Page and application data records
Segment Open
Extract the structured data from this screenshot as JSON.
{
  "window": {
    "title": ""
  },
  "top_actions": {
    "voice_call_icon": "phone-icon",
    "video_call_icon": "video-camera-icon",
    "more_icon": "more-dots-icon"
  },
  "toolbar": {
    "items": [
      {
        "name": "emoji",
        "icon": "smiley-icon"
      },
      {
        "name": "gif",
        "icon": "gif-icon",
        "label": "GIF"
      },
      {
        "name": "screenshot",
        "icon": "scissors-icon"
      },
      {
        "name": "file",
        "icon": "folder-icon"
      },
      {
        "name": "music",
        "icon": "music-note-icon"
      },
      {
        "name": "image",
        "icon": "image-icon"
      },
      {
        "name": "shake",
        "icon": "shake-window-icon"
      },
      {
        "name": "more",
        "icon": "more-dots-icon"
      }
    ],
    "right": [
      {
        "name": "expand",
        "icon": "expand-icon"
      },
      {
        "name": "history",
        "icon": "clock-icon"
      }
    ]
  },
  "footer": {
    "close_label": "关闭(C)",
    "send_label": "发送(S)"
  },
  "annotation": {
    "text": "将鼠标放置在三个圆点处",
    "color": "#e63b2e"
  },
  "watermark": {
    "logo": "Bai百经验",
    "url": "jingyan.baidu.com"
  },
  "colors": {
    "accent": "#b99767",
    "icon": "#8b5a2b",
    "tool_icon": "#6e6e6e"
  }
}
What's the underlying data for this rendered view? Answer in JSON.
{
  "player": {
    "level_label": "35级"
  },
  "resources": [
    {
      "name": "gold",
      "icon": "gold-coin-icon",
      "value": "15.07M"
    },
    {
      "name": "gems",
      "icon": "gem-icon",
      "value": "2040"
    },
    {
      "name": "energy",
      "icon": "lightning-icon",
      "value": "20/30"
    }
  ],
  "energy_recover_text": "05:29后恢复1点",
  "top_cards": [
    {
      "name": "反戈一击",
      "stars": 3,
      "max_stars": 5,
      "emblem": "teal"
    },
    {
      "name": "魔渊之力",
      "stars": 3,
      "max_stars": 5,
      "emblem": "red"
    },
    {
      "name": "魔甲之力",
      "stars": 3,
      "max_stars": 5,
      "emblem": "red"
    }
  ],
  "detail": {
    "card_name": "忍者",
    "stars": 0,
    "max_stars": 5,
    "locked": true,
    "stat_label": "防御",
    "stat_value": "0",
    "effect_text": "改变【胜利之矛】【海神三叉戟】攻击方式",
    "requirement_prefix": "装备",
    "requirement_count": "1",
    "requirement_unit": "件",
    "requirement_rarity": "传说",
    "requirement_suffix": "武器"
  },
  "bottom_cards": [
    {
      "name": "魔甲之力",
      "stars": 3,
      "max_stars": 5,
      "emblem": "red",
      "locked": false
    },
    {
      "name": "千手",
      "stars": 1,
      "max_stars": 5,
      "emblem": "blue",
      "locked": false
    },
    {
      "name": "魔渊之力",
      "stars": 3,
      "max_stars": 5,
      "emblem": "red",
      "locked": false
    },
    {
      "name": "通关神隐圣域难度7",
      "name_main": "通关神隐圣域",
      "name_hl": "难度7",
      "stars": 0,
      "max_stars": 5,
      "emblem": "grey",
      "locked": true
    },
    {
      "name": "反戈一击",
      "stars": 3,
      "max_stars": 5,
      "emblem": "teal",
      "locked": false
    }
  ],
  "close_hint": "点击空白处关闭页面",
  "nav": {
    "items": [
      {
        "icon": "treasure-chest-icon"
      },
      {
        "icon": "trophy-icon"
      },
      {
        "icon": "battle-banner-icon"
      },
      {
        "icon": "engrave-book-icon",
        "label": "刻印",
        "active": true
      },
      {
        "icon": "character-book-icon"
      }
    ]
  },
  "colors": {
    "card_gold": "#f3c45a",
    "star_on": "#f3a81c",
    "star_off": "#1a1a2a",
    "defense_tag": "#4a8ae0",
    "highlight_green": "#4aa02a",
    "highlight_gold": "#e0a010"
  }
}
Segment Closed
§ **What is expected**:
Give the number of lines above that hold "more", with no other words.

§ **Task solution**:
3